Brief: Every line of the entries below that carries the string "Bristlecone" should be copied.

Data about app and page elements

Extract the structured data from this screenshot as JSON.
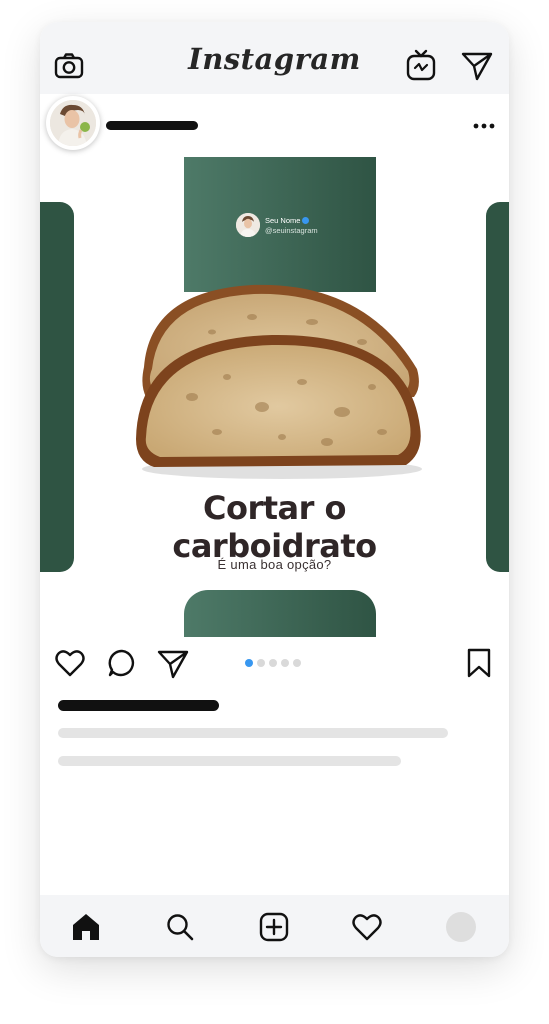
{
  "app": {
    "title": "Instagram"
  },
  "header": {
    "icons": [
      "camera-icon",
      "igtv-icon",
      "direct-message-icon"
    ]
  },
  "post": {
    "creator": {
      "name": "Seu Nome",
      "handle": "@seuinstagram",
      "verified": true
    },
    "headline_line1": "Cortar o",
    "headline_line2": "carboidrato",
    "subheadline": "É uma boa opção?",
    "carousel": {
      "total_slides": 5,
      "current_slide": 1
    },
    "colors": {
      "slide_green": "#2f5443",
      "slide_green_light": "#4e7a68",
      "headline": "#2f2627",
      "active_dot": "#3897f0"
    }
  },
  "actions": {
    "icons": [
      "heart-icon",
      "comment-icon",
      "share-icon",
      "bookmark-icon"
    ]
  },
  "bottom_nav": {
    "items": [
      "home-icon",
      "search-icon",
      "add-post-icon",
      "activity-heart-icon",
      "profile-avatar"
    ]
  }
}
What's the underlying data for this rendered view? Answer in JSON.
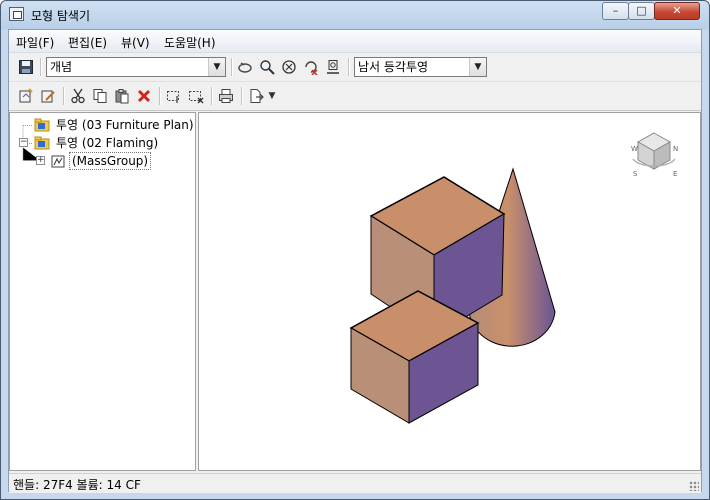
{
  "window": {
    "title": "모형 탐색기",
    "controls": {
      "minimize": "–",
      "maximize": "□",
      "close": "✕"
    }
  },
  "menu": [
    {
      "label": "파일(F)"
    },
    {
      "label": "편집(E)"
    },
    {
      "label": "뷰(V)"
    },
    {
      "label": "도움말(H)"
    }
  ],
  "toolbar": {
    "visual_style_value": "개념",
    "view_value": "남서 등각투영",
    "icons_row1": [
      "save-icon",
      "orbit-icon",
      "zoom-icon",
      "zoom-extents-icon",
      "pan-rotate-icon",
      "camera-icon"
    ],
    "icons_row2": [
      "new-view-icon",
      "edit-view-icon",
      "cut-icon",
      "copy-icon",
      "paste-icon",
      "delete-icon",
      "select-icon",
      "deselect-icon",
      "print-icon",
      "export-icon",
      "dropdown-arrow-icon"
    ]
  },
  "tree": {
    "items": [
      {
        "label": "투영 (03 Furniture Plan)",
        "icon": "folder-view-icon",
        "level": 0,
        "expanded": false
      },
      {
        "label": "투영 (02 Flaming)",
        "icon": "folder-view-icon",
        "level": 0,
        "expanded": true
      },
      {
        "label": "(MassGroup)",
        "icon": "mass-group-icon",
        "level": 1,
        "expanded": false
      }
    ]
  },
  "viewport": {
    "viewcube_labels": [
      "S",
      "W",
      "N",
      "E"
    ],
    "colors": {
      "face_top": "#c98f6a",
      "face_left": "#b98f78",
      "face_right": "#6d5594",
      "edge": "#000000"
    }
  },
  "status": {
    "text": "핸들: 27F4  볼륨: 14 CF"
  }
}
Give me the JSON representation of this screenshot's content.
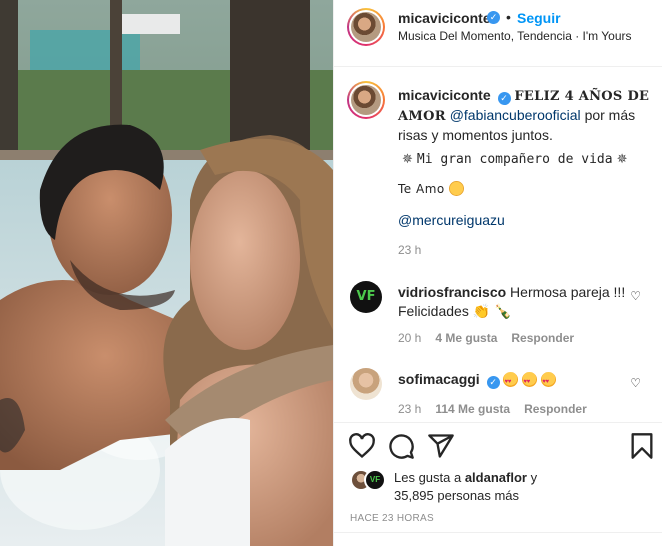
{
  "post": {
    "username": "micaviciconte",
    "verified_mark": "✓",
    "separator": "•",
    "follow_label": "Seguir",
    "subtitle": "Musica Del Momento, Tendencia · I'm Yours",
    "more_label": "···"
  },
  "caption": {
    "username": "micaviciconte",
    "headline": "FELIZ 4 AÑOS DE AMOR",
    "mention": "@fabiancuberooficial",
    "text_after_mention": "por más risas y momentos juntos.",
    "companion_line": "Mi gran compañero de vida",
    "sparkle": "✵",
    "love_line": "Te Amo",
    "location_mention": "@mercureiguazu",
    "time": "23 h"
  },
  "comments": [
    {
      "username": "vidriosfrancisco",
      "avatar_text": "VF",
      "text": "Hermosa pareja !!! Felicidades 👏 🍾",
      "time": "20 h",
      "likes": "4 Me gusta",
      "reply": "Responder"
    },
    {
      "username": "sofimacaggi",
      "text": "😍😍😍",
      "time": "23 h",
      "likes": "114 Me gusta",
      "reply": "Responder"
    }
  ],
  "likes": {
    "avatar2_text": "VF",
    "prefix": "Les gusta a ",
    "user": "aldanaflor",
    "suffix": " y",
    "count_line": "35,895 personas más"
  },
  "timestamp": "HACE 23 HORAS",
  "icons": [
    "heart-icon",
    "comment-icon",
    "share-icon",
    "bookmark-icon",
    "small-heart-icon",
    "more-icon"
  ]
}
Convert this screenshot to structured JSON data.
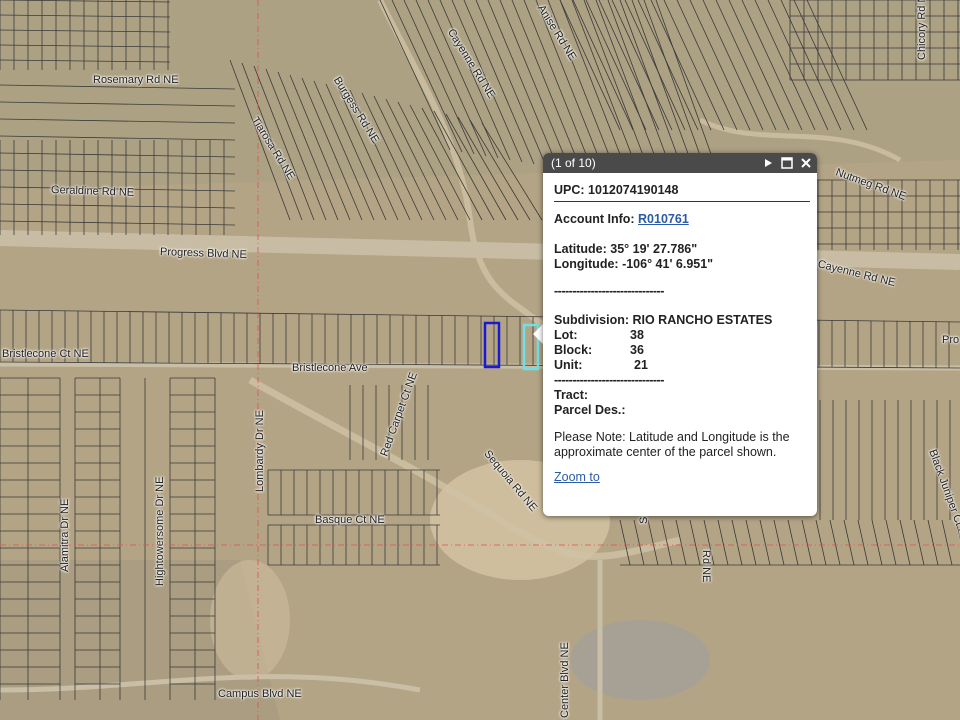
{
  "map": {
    "street_labels": [
      {
        "text": "Rosemary Rd NE"
      },
      {
        "text": "Burgess Rd NE"
      },
      {
        "text": "Cayenne Rd NE"
      },
      {
        "text": "Anise Rd NE"
      },
      {
        "text": "Chicory Rd NE"
      },
      {
        "text": "Tiarosa Rd NE"
      },
      {
        "text": "Geraldine Rd NE"
      },
      {
        "text": "Nutmeg Rd NE"
      },
      {
        "text": "Progress Blvd NE"
      },
      {
        "text": "Cayenne Rd NE"
      },
      {
        "text": "Pro"
      },
      {
        "text": "Bristlecone Ct NE"
      },
      {
        "text": "Bristlecone Ave"
      },
      {
        "text": "Red Carpet Ct NE"
      },
      {
        "text": "Sequoia Rd NE"
      },
      {
        "text": "Lombardy Dr NE"
      },
      {
        "text": "Alamitra Dr NE"
      },
      {
        "text": "Hightowersome Dr NE"
      },
      {
        "text": "Basque Ct NE"
      },
      {
        "text": "Black Juniper Ct NE"
      },
      {
        "text": "Sc"
      },
      {
        "text": "Rd NE"
      },
      {
        "text": "Campus Blvd NE"
      },
      {
        "text": "Center Blvd NE"
      }
    ],
    "selection_colors": {
      "primary": "#1a1ad6",
      "secondary": "#6fe0e6"
    }
  },
  "popup": {
    "pager": "(1 of 10)",
    "upc_label": "UPC:",
    "upc_value": "1012074190148",
    "account_label": "Account Info:",
    "account_link": "R010761",
    "latitude_label": "Latitude:",
    "latitude_value": "35° 19' 27.786\"",
    "longitude_label": "Longitude:",
    "longitude_value": "-106° 41' 6.951\"",
    "divider_1": "------------------------------",
    "subdivision_label": "Subdivision:",
    "subdivision_value": "RIO RANCHO ESTATES",
    "lot_label": "Lot:",
    "lot_value": "38",
    "block_label": "Block:",
    "block_value": "36",
    "unit_label": "Unit:",
    "unit_value": "21",
    "divider_2": "------------------------------",
    "tract_label": "Tract:",
    "parcel_label": "Parcel Des.:",
    "note": "Please Note: Latitude and Longitude is the approximate center of the parcel shown.",
    "zoom_label": "Zoom to"
  }
}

Answer:
        "text": "Bristlecone Ct NE"
        "text": "Bristlecone Ave"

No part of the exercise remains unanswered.